What is the Secret to Confidence? 🧐
I know, I know, I know!
If you’re confident enough to wear bright blue lipstick and gold eyeshadow, there is nothing stopping you. Can we have some of your bright blue lipstick confidence, please?
They say there are no shortcuts in life.
While that may be true, there are tools we can utilize to make our lives more fulfilling. And I’m not talking about firming eye cream products or superfood diets, here. Those are not sustainable.
Our physical appearances (I hate to break this to us) are not going to be young, fresh and vibrant forever — no matter how many botox appointments we make.
What will last forever is our ability to foster fun and purposeful relationships with people.
So, while there is no shortcut to confidence, there is a secret to becoming — and staying — confident.
Here it is…
Having a good support system is the secret to a confident you.
Having good friends, welcoming neighbors, and supportive co-workers makes you feel safe and comforted in your community. At the same time, you feel lucky and excited to have found (or better put, attracted) such fabulous people in your circle.
If you’re thinking right now, “That’s nice Ashley, but I don’t have any of that,” my response to you would be, “GOOD. Fresh starts — while scary and time-consuming — are amazing opportunities to reinvent yourself and build up your own community, on YOUR terms.”
I would know. I have “started over” 5 different times in my adult life (aka moved states, made new friends, changed jobs, the whole shebang), and each time gets easier. As we get older, we realize spending time on anything that doesn’t bring us happiness does nothing but exhaust and bore us.
The “Self” Confidence Myth
We become confident — not by adorning ourselves in expensive clothes and getting weekly blowouts — but through our intimate connections with people. Simon Sinek says there is no such thing as “self-confidence” because confidence doesn’t come from the self — it comes from other people cheering you on and showing you how awesome you are.
Think about it. You stand a little taller after your boss praises you. You can’t stop smiling after a stranger compliments your parenting style.
The self-confidence concept is tricky though, because manifestation is such a key part in training your brain to believe in yourself.

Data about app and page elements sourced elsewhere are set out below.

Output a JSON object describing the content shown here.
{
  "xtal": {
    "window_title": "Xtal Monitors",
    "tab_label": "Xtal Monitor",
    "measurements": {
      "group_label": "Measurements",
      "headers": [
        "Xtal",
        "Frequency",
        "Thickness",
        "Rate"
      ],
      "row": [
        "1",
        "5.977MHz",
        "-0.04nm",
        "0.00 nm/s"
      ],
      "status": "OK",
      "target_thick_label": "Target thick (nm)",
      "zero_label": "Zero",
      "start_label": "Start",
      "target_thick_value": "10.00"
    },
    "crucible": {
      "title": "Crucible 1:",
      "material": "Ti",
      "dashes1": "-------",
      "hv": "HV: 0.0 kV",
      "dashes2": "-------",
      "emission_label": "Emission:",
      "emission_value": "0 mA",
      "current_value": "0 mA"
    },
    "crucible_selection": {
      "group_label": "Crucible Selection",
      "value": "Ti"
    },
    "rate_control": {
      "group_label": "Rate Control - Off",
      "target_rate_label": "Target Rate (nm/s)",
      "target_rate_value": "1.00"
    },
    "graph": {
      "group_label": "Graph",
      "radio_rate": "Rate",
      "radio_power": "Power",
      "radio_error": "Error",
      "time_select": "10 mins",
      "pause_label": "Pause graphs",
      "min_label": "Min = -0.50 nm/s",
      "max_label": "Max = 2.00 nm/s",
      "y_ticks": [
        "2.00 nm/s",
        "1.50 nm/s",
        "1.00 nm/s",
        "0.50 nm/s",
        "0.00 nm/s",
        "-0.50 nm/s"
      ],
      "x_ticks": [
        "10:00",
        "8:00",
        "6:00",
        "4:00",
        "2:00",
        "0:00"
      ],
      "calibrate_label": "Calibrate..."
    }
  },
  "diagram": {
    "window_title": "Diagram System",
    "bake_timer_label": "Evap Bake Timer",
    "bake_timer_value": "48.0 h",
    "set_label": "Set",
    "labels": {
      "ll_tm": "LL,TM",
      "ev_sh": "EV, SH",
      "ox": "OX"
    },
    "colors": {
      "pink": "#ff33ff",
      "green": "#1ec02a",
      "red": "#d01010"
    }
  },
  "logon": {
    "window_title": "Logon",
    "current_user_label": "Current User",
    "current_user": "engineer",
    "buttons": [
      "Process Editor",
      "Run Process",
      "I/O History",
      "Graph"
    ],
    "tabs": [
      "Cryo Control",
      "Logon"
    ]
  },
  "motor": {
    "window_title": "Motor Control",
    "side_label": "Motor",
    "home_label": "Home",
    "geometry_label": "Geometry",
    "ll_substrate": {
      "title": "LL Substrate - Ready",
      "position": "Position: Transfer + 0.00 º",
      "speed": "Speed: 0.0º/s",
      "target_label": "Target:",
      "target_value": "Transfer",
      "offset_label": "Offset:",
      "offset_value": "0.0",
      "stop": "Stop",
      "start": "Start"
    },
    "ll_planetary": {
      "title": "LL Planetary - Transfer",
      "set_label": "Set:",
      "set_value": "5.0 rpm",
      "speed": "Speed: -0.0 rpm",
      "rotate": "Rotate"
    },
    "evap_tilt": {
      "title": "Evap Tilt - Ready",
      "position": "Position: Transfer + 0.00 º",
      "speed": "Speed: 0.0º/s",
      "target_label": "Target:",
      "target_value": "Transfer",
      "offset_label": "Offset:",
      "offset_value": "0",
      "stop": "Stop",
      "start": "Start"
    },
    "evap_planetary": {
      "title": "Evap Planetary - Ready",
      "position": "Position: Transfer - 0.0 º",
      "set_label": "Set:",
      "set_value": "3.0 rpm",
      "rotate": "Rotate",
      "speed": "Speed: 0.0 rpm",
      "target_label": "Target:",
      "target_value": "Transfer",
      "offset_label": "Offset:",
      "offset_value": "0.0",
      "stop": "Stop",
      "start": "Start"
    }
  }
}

I think it’s a combination of positive self-talk + routine feel-good habits + receiving genuine support and love from your friends and family that makes a person enviably confident.

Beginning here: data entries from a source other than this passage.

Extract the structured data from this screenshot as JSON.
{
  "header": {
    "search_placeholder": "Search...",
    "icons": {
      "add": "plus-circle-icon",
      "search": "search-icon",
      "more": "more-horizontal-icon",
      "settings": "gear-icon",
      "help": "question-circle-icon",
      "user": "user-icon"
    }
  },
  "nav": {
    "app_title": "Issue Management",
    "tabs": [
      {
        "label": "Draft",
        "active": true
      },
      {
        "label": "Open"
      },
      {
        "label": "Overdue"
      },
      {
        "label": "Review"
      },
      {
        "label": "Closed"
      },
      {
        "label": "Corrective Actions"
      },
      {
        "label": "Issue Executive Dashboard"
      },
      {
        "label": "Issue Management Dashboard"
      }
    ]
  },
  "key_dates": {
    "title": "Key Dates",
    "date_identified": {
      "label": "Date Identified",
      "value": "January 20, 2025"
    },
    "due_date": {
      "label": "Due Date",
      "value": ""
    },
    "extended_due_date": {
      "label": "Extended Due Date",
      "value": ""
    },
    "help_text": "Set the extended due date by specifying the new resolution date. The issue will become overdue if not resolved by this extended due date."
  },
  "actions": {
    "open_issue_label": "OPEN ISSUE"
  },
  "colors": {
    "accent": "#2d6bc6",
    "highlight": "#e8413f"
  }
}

Can Pandemic Life Teach Us How To Be Confident?
I’ve been thinking a lot about community lately due largely to my newfound East Coast identity, as well as witnessing how the world is responding to coronavirus in terms of social survival.

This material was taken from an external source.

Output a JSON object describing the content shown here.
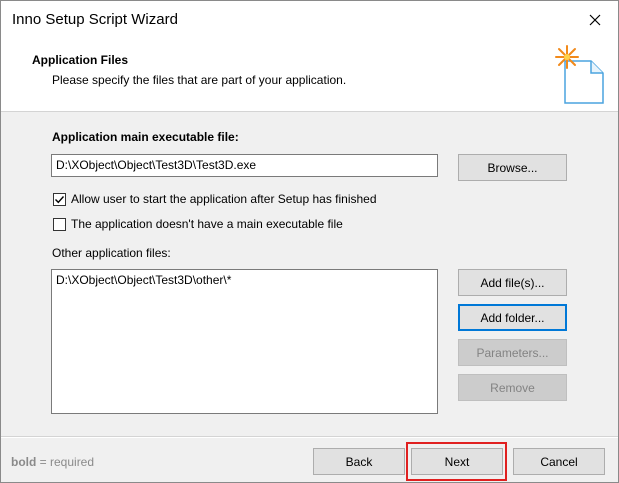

This New York Times Parenting article, Parenting Was Never Meant to Be This Isolating, is such an incredible depiction of how essential parenting pods have been since the beginning of time. The only difference is that they were called “tribes” way back when.
Overall though, the piece (brilliantly written by lead editor Jessica Grose) smacked me square in the face with how crucial it is for humans to interact with other humans, on the daily.
We need social connection to thrive.
How Do I Find My Peeps?
My “rule” for good people finding and keeping is the same rule to consider when buying a (forever) leather jacket — quality over quantity — always. And you have to remember that it takes time. The good people (just like the good leather jacket) are worth the wait.
One of my old editors gave me this golden piece of advice when pitching to publications, which I find to be applicable to all life situations.
“Treat everyone like they’re a reporter for The New York Times.”
My version would be, “Treat everyone like they’re a reporter for The New York Times, but be authentic as hell.”
You’ll never find the right people by being anything less than yourself.
No one is too small to make a difference in the world. You are not too small to make a difference in the world. We all matter, and we all have the opportunity to make positive impacts.
Keep that in mind no matter where you live, what you do for work, or who you could be serving.
Thank you for reading!
As always, if you have questions or comments, please do let me know. I am looking forward to the weekend!!! Cheers, ladies. Enjoy your Thursdee.
PS! My first monthly Q + A column is comin in HOT. It will be released Sunday, November 1st (which is my mom’s birthday — pop the champs, mom). And the first question I’m covering in it is, "Where did my zest for sex go?” So it’s gonna be a good one.
Send me your burning questions on relationships, motherhood, happiness, etc. and we will discuss.
PPS! THANK YOU to those of you who have upgraded your subscription to support this newsletter, and independent journalism in general. You are fabulous. And I will see you Sunday 😉